And here are some more 100% crops taken on a full-frame Canon 5D comparing image borders at 24mm, 50mm, 70mm and 105mm.

 

Image borders @ 24mm (100% crop): f/4 vs f/8
Image borders @ 24mm (100% crop): f/4 vs f/8

 

Image borders @ 50mm (100% crop): f/4 vs f/8
Image borders @ 50mm (100% crop): f/4 vs f/8

 

Image borders @ 70mm (100% crop): f/4 vs f/8
Image borders @ 70mm (100% crop): f/4 vs f/8

 

Image borders @ 105mm (100% crop): f/4 vs f/8
Image borders @ 105mm (100% crop): f/4 vs f/8


Alternatives

There are quite a few alternatives to Canon's EF 24-105mm f/4L IS USM lens. This is not surprising, considering that standard zooms are typically the best selling lenses. If you are looking for a high quality lens within same price level, Canon EF 24-70mm f/2.8L USM (review) is a good choice. While this lens is brighter then EF 24-105mm, it does not have an IS. For solid performing lenses that will not bankrupt you, consider Canon EF 28-105mm f/3.5-4.5 USM (review) or Canon EF 24-85mm f/3.5-4.5 USM (review). Both of these lenses are moderately prices (less then US$300). You might also want to consider Sigma 28-135mm f/3.8-5.6 Aspherical IF Macro (review), which is also an affordable choice. Of course there is no such thing as free lunch, so you will be trading build quality and performance if you trade down to these less expensive alternatives.

 

Recommendation

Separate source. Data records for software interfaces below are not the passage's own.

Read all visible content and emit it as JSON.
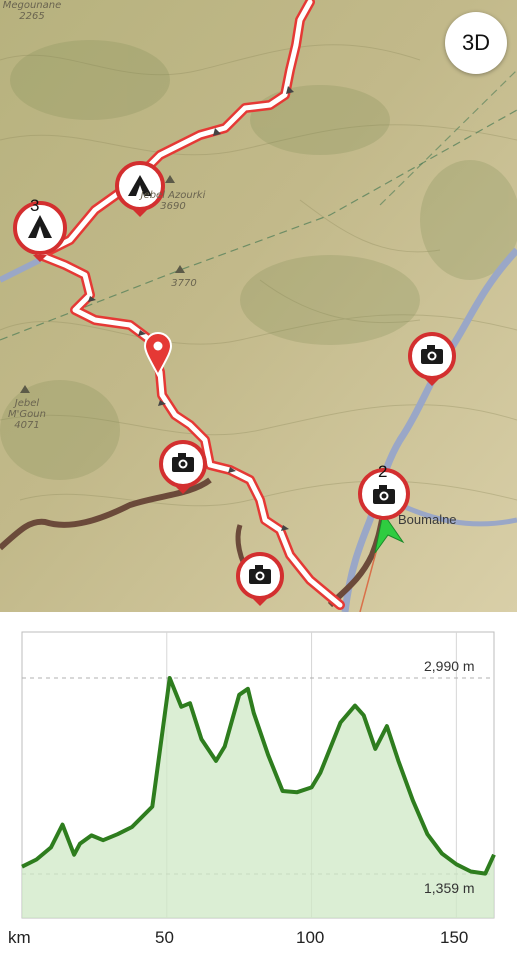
{
  "map": {
    "button_3d": "3D",
    "places": [
      {
        "name": "Megounane",
        "elev": "2265"
      },
      {
        "name": "Jebel Azourki",
        "elev": "3690"
      },
      {
        "name": "",
        "elev": "3770"
      },
      {
        "name": "Jebel M'Goun",
        "elev": "4071"
      }
    ],
    "town": "Boumalne",
    "markers": {
      "camp_numbered_count": "3",
      "camera_numbered_count": "2"
    },
    "colors": {
      "route": "#e53935",
      "marker_ring": "#d32f2f",
      "location_arrow": "#2ecc40",
      "road_brown": "#6b4a3a",
      "river": "#9aa7c7"
    },
    "icons": [
      "camp-icon",
      "camera-icon",
      "location-pin-icon",
      "direction-arrow-icon"
    ]
  },
  "elevation": {
    "max_label": "2,990 m",
    "min_label": "1,359 m",
    "unit": "km",
    "x_ticks": [
      "50",
      "100",
      "150"
    ],
    "colors": {
      "line": "#2e7d1e",
      "fill": "#cfe8c6"
    }
  },
  "chart_data": {
    "type": "area",
    "xlabel": "km",
    "ylabel": "",
    "xlim": [
      0,
      163
    ],
    "ylim": [
      1359,
      2990
    ],
    "grid": true,
    "series": [
      {
        "x": [
          0,
          5,
          10,
          14,
          18,
          20,
          24,
          28,
          33,
          38,
          45,
          51,
          55,
          58,
          62,
          67,
          70,
          75,
          78,
          80,
          85,
          90,
          95,
          100,
          103,
          110,
          115,
          118,
          122,
          126,
          130,
          135,
          140,
          145,
          150,
          155,
          160,
          163
        ],
        "y": [
          1420,
          1480,
          1580,
          1770,
          1520,
          1610,
          1680,
          1640,
          1690,
          1750,
          1920,
          2990,
          2750,
          2780,
          2480,
          2300,
          2420,
          2850,
          2900,
          2700,
          2350,
          2050,
          2040,
          2080,
          2200,
          2620,
          2760,
          2680,
          2400,
          2590,
          2300,
          1970,
          1690,
          1530,
          1440,
          1380,
          1362,
          1520
        ]
      }
    ]
  }
}
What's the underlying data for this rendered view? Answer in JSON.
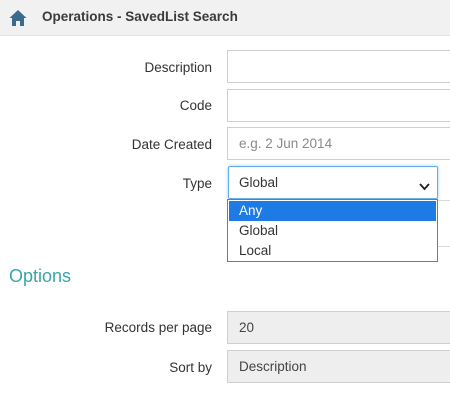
{
  "header": {
    "title": "Operations - SavedList Search",
    "icon": "home-icon"
  },
  "form": {
    "description": {
      "label": "Description",
      "value": ""
    },
    "code": {
      "label": "Code",
      "value": ""
    },
    "date_created": {
      "label": "Date Created",
      "value": "",
      "placeholder": "e.g. 2 Jun 2014"
    },
    "type": {
      "label": "Type",
      "selected": "Global",
      "options": [
        "Any",
        "Global",
        "Local"
      ],
      "highlighted_option": "Any"
    }
  },
  "options_section": {
    "title": "Options",
    "records_per_page": {
      "label": "Records per page",
      "value": "20"
    },
    "sort_by": {
      "label": "Sort by",
      "value": "Description"
    }
  },
  "colors": {
    "accent": "#3aa5a6",
    "selection": "#1e7be6",
    "focus_border": "#66afe9",
    "header_bg": "#f1f1f1"
  }
}
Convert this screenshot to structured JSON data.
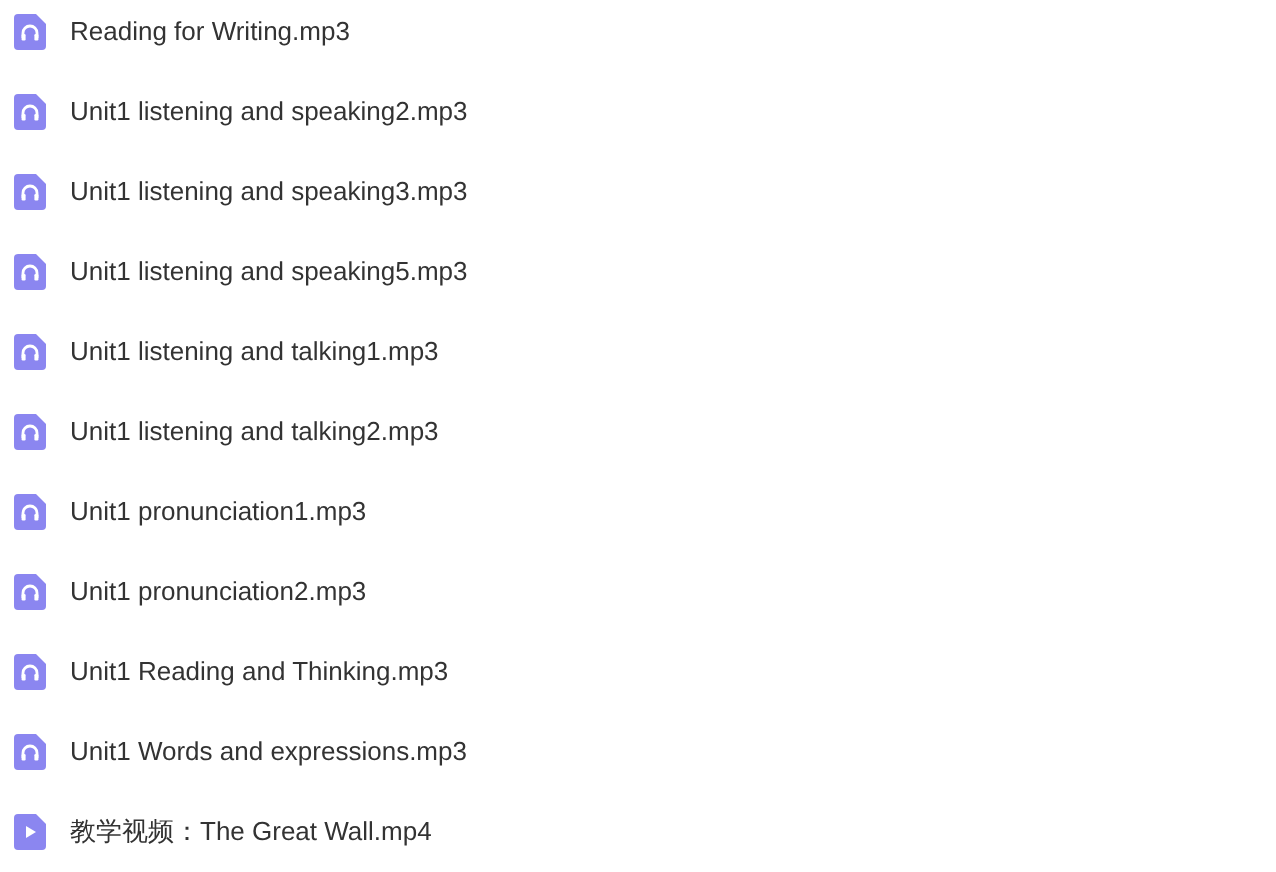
{
  "files": [
    {
      "kind": "audio",
      "name": "Reading for Writing.mp3"
    },
    {
      "kind": "audio",
      "name": "Unit1 listening and speaking2.mp3"
    },
    {
      "kind": "audio",
      "name": "Unit1 listening and speaking3.mp3"
    },
    {
      "kind": "audio",
      "name": "Unit1 listening and speaking5.mp3"
    },
    {
      "kind": "audio",
      "name": "Unit1 listening and talking1.mp3"
    },
    {
      "kind": "audio",
      "name": "Unit1 listening and talking2.mp3"
    },
    {
      "kind": "audio",
      "name": "Unit1 pronunciation1.mp3"
    },
    {
      "kind": "audio",
      "name": "Unit1 pronunciation2.mp3"
    },
    {
      "kind": "audio",
      "name": "Unit1 Reading and Thinking.mp3"
    },
    {
      "kind": "audio",
      "name": "Unit1 Words and expressions.mp3"
    },
    {
      "kind": "video",
      "name": "教学视频：The Great Wall.mp4"
    }
  ]
}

Canon EF 24-105mm f/4L IS USM is a very solid lens. On APS-C cameras, the lens becomes an interesting medium telephoto zoom lens. For full-frame dSLRs this is however a fantastic standard zoom. The build quality is very solid.  Overall performance varies from exceptional at the wide focal length to average at telephoto length. The lens adds a solid 4.4x zoom, which some will find quite handy. Image stabilizer is an another bonus here, making the overall package quite attractive. If you need a faster lens, go for Canon EF 24-70mm f/2.8L USM, which is also a solid performer, otherwise look no further.